Copy the data below exactly, but not the pictures it contains.

* * * *

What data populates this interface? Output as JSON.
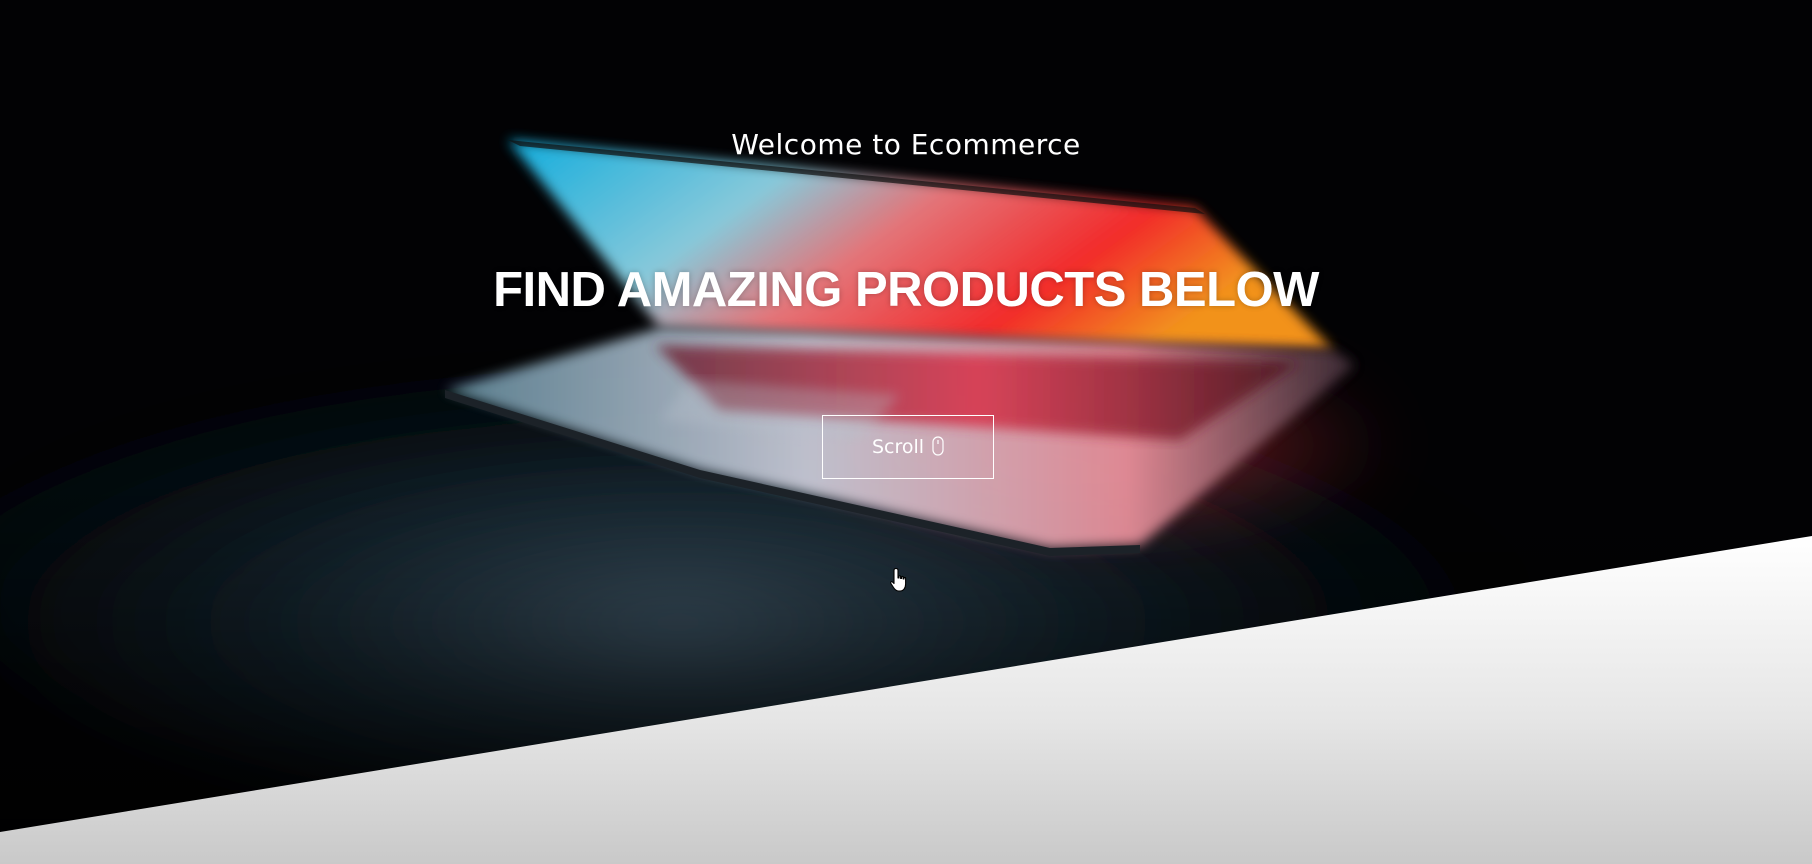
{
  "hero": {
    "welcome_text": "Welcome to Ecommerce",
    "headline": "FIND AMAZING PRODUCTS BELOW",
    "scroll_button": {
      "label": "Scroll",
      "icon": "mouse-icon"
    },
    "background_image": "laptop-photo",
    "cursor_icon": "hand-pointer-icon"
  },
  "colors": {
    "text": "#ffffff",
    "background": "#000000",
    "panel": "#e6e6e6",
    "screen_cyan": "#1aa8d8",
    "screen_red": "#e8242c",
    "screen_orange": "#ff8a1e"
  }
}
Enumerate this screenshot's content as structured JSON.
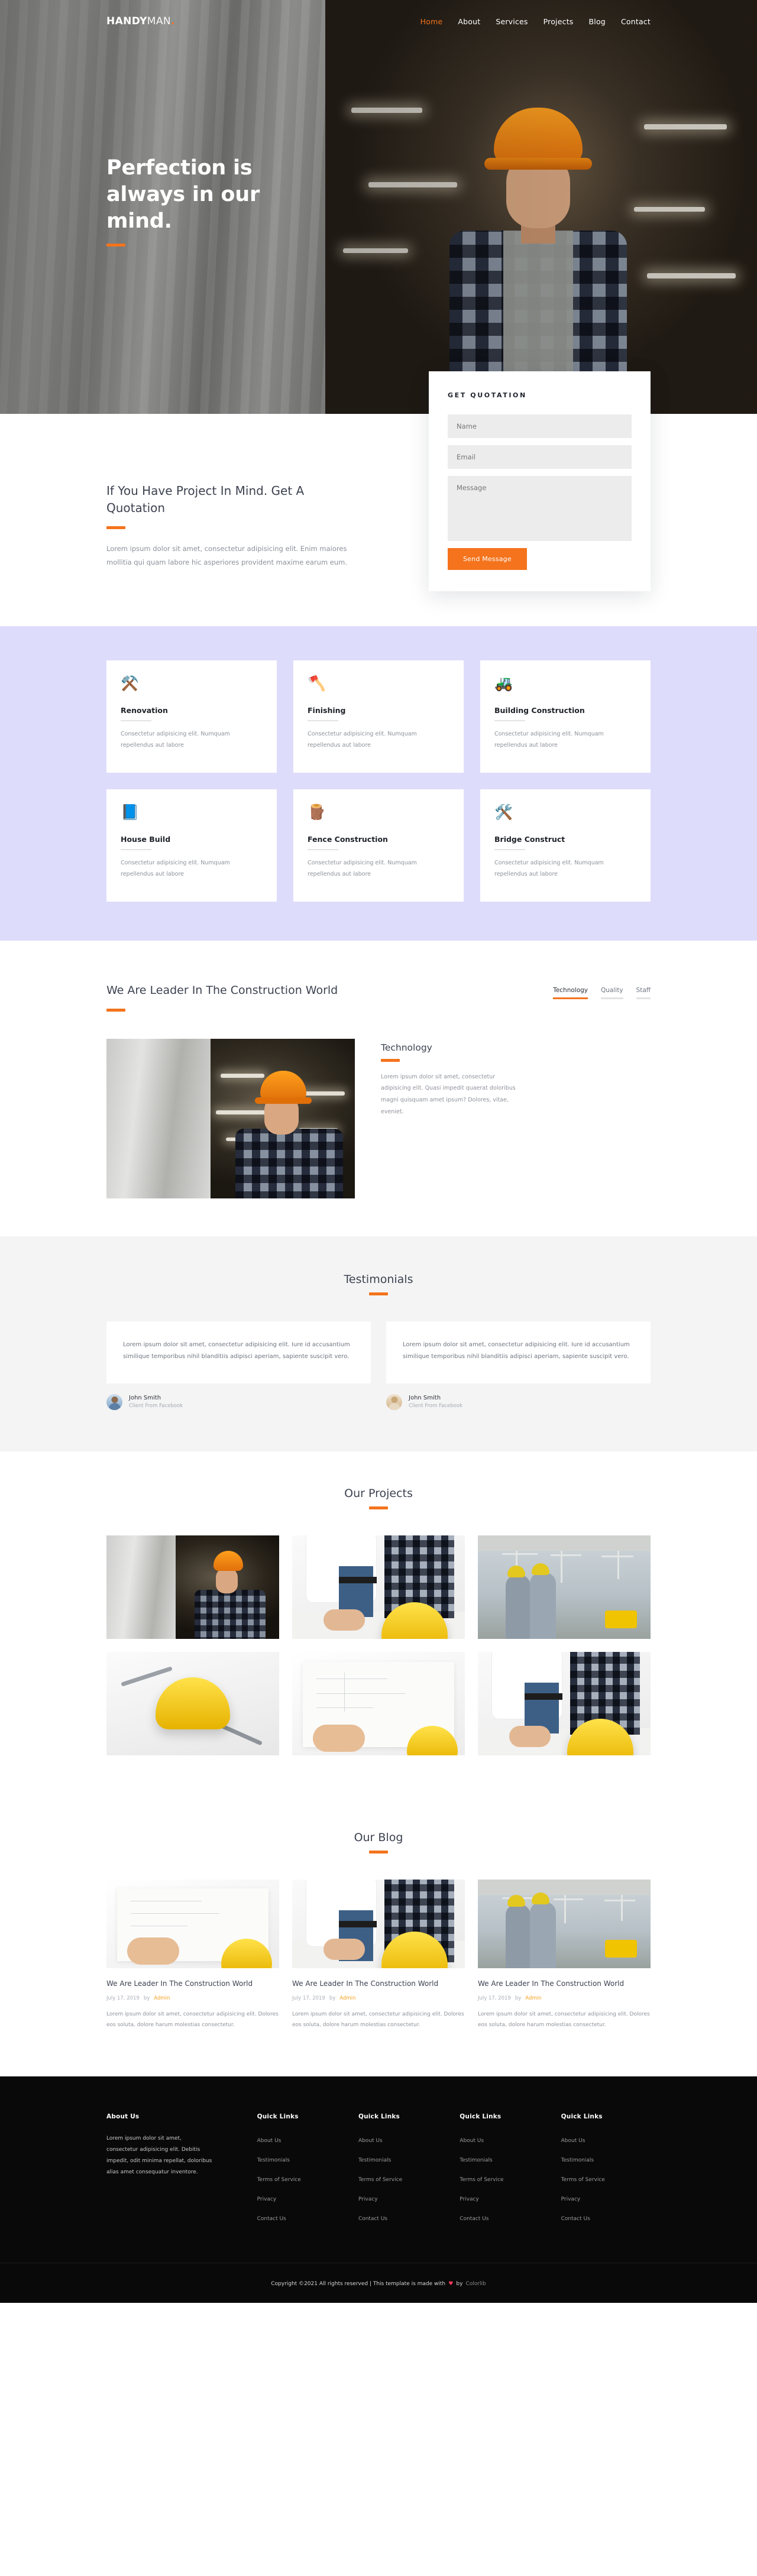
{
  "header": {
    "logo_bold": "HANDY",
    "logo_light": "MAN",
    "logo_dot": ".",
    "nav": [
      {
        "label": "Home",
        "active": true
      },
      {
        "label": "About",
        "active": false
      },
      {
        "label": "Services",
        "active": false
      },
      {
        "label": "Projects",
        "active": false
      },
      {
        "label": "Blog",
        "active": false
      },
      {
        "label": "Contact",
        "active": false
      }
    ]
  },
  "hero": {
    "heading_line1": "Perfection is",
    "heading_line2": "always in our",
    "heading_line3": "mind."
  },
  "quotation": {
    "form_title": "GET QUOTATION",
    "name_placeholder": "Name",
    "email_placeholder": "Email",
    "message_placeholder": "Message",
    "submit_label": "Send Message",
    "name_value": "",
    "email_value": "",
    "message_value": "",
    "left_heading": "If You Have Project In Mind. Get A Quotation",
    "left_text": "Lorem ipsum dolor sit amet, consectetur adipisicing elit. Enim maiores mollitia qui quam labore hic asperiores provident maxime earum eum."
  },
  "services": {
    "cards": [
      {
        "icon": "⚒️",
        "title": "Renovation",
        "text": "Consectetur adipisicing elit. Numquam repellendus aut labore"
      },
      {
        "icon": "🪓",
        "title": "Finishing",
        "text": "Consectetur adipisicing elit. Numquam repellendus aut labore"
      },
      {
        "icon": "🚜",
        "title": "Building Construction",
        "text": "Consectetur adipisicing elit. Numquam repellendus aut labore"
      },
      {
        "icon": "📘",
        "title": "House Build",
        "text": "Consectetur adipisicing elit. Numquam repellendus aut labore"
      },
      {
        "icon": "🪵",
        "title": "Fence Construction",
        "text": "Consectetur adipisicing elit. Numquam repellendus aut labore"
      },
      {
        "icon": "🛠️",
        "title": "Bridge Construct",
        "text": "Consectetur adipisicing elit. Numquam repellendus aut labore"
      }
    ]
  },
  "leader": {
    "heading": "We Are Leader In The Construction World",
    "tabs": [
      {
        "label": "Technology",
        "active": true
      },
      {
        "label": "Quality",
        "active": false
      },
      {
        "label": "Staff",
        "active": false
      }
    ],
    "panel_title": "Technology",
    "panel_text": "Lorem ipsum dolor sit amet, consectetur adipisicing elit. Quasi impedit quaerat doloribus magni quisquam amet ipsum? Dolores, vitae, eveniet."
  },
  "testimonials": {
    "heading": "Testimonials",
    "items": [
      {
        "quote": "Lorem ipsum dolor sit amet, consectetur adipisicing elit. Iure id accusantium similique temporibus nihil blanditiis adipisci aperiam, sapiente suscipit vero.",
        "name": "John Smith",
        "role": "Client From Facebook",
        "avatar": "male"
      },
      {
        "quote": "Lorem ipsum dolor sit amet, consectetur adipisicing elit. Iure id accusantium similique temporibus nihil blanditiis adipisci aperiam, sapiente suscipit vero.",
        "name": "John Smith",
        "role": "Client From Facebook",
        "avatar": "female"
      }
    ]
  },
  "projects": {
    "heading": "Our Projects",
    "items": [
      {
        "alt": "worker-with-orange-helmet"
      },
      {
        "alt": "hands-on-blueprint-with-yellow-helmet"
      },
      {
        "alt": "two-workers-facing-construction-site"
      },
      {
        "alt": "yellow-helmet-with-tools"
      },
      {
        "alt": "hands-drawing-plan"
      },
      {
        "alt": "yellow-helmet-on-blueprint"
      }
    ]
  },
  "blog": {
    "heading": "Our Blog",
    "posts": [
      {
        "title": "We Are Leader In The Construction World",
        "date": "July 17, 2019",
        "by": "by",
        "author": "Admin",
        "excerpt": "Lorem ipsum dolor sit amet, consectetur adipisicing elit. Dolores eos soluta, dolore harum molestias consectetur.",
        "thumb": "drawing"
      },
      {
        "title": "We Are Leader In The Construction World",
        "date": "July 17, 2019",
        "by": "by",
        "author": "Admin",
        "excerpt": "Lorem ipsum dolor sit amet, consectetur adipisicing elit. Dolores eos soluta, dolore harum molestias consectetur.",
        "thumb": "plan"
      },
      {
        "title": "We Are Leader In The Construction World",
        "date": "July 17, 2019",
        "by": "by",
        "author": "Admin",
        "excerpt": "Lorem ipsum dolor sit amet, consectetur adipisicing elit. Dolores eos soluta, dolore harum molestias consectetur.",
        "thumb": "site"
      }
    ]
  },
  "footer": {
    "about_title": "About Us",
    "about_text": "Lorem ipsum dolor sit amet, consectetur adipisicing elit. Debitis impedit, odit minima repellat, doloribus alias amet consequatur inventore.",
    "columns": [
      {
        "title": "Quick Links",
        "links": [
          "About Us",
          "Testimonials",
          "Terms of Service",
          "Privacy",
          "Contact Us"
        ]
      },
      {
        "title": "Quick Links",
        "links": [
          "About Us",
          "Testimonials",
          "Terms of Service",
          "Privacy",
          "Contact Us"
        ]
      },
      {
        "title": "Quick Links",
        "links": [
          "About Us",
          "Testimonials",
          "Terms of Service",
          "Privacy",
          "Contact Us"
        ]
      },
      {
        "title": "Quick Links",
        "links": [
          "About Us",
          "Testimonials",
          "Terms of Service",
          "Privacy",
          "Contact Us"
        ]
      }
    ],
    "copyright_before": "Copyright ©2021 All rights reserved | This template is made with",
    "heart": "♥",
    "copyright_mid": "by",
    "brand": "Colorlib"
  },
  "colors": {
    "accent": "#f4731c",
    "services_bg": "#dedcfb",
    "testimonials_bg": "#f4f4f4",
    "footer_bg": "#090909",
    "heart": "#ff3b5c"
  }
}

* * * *

Answer for the task:
What data populates this interface? Output as JSON.
{
  "hero": {
    "welcome_text": "Welcome to Ecommerce",
    "headline": "FIND AMAZING PRODUCTS BELOW",
    "scroll_button": {
      "label": "Scroll",
      "icon": "mouse-icon"
    },
    "background_image": "laptop-photo",
    "cursor_icon": "hand-pointer-icon"
  },
  "colors": {
    "text": "#ffffff",
    "background": "#000000",
    "panel": "#e6e6e6",
    "screen_cyan": "#1aa8d8",
    "screen_red": "#e8242c",
    "screen_orange": "#ff8a1e"
  }
}
Enumerate this screenshot's content as structured JSON.
{
  "header": {
    "logo_bold": "HANDY",
    "logo_light": "MAN",
    "logo_dot": ".",
    "nav": [
      {
        "label": "Home",
        "active": true
      },
      {
        "label": "About",
        "active": false
      },
      {
        "label": "Services",
        "active": false
      },
      {
        "label": "Projects",
        "active": false
      },
      {
        "label": "Blog",
        "active": false
      },
      {
        "label": "Contact",
        "active": false
      }
    ]
  },
  "hero": {
    "heading_line1": "Perfection is",
    "heading_line2": "always in our",
    "heading_line3": "mind."
  },
  "quotation": {
    "form_title": "GET QUOTATION",
    "name_placeholder": "Name",
    "email_placeholder": "Email",
    "message_placeholder": "Message",
    "submit_label": "Send Message",
    "name_value": "",
    "email_value": "",
    "message_value": "",
    "left_heading": "If You Have Project In Mind. Get A Quotation",
    "left_text": "Lorem ipsum dolor sit amet, consectetur adipisicing elit. Enim maiores mollitia qui quam labore hic asperiores provident maxime earum eum."
  },
  "services": {
    "cards": [
      {
        "icon": "⚒️",
        "title": "Renovation",
        "text": "Consectetur adipisicing elit. Numquam repellendus aut labore"
      },
      {
        "icon": "🪓",
        "title": "Finishing",
        "text": "Consectetur adipisicing elit. Numquam repellendus aut labore"
      },
      {
        "icon": "🚜",
        "title": "Building Construction",
        "text": "Consectetur adipisicing elit. Numquam repellendus aut labore"
      },
      {
        "icon": "📘",
        "title": "House Build",
        "text": "Consectetur adipisicing elit. Numquam repellendus aut labore"
      },
      {
        "icon": "🪵",
        "title": "Fence Construction",
        "text": "Consectetur adipisicing elit. Numquam repellendus aut labore"
      },
      {
        "icon": "🛠️",
        "title": "Bridge Construct",
        "text": "Consectetur adipisicing elit. Numquam repellendus aut labore"
      }
    ]
  },
  "leader": {
    "heading": "We Are Leader In The Construction World",
    "tabs": [
      {
        "label": "Technology",
        "active": true
      },
      {
        "label": "Quality",
        "active": false
      },
      {
        "label": "Staff",
        "active": false
      }
    ],
    "panel_title": "Technology",
    "panel_text": "Lorem ipsum dolor sit amet, consectetur adipisicing elit. Quasi impedit quaerat doloribus magni quisquam amet ipsum? Dolores, vitae, eveniet."
  },
  "testimonials": {
    "heading": "Testimonials",
    "items": [
      {
        "quote": "Lorem ipsum dolor sit amet, consectetur adipisicing elit. Iure id accusantium similique temporibus nihil blanditiis adipisci aperiam, sapiente suscipit vero.",
        "name": "John Smith",
        "role": "Client From Facebook",
        "avatar": "male"
      },
      {
        "quote": "Lorem ipsum dolor sit amet, consectetur adipisicing elit. Iure id accusantium similique temporibus nihil blanditiis adipisci aperiam, sapiente suscipit vero.",
        "name": "John Smith",
        "role": "Client From Facebook",
        "avatar": "female"
      }
    ]
  },
  "projects": {
    "heading": "Our Projects",
    "items": [
      {
        "alt": "worker-with-orange-helmet"
      },
      {
        "alt": "hands-on-blueprint-with-yellow-helmet"
      },
      {
        "alt": "two-workers-facing-construction-site"
      },
      {
        "alt": "yellow-helmet-with-tools"
      },
      {
        "alt": "hands-drawing-plan"
      },
      {
        "alt": "yellow-helmet-on-blueprint"
      }
    ]
  },
  "blog": {
    "heading": "Our Blog",
    "posts": [
      {
        "title": "We Are Leader In The Construction World",
        "date": "July 17, 2019",
        "by": "by",
        "author": "Admin",
        "excerpt": "Lorem ipsum dolor sit amet, consectetur adipisicing elit. Dolores eos soluta, dolore harum molestias consectetur.",
        "thumb": "drawing"
      },
      {
        "title": "We Are Leader In The Construction World",
        "date": "July 17, 2019",
        "by": "by",
        "author": "Admin",
        "excerpt": "Lorem ipsum dolor sit amet, consectetur adipisicing elit. Dolores eos soluta, dolore harum molestias consectetur.",
        "thumb": "plan"
      },
      {
        "title": "We Are Leader In The Construction World",
        "date": "July 17, 2019",
        "by": "by",
        "author": "Admin",
        "excerpt": "Lorem ipsum dolor sit amet, consectetur adipisicing elit. Dolores eos soluta, dolore harum molestias consectetur.",
        "thumb": "site"
      }
    ]
  },
  "footer": {
    "about_title": "About Us",
    "about_text": "Lorem ipsum dolor sit amet, consectetur adipisicing elit. Debitis impedit, odit minima repellat, doloribus alias amet consequatur inventore.",
    "columns": [
      {
        "title": "Quick Links",
        "links": [
          "About Us",
          "Testimonials",
          "Terms of Service",
          "Privacy",
          "Contact Us"
        ]
      },
      {
        "title": "Quick Links",
        "links": [
          "About Us",
          "Testimonials",
          "Terms of Service",
          "Privacy",
          "Contact Us"
        ]
      },
      {
        "title": "Quick Links",
        "links": [
          "About Us",
          "Testimonials",
          "Terms of Service",
          "Privacy",
          "Contact Us"
        ]
      },
      {
        "title": "Quick Links",
        "links": [
          "About Us",
          "Testimonials",
          "Terms of Service",
          "Privacy",
          "Contact Us"
        ]
      }
    ],
    "copyright_before": "Copyright ©2021 All rights reserved | This template is made with",
    "heart": "♥",
    "copyright_mid": "by",
    "brand": "Colorlib"
  },
  "colors": {
    "accent": "#f4731c",
    "services_bg": "#dedcfb",
    "testimonials_bg": "#f4f4f4",
    "footer_bg": "#090909",
    "heart": "#ff3b5c"
  }
}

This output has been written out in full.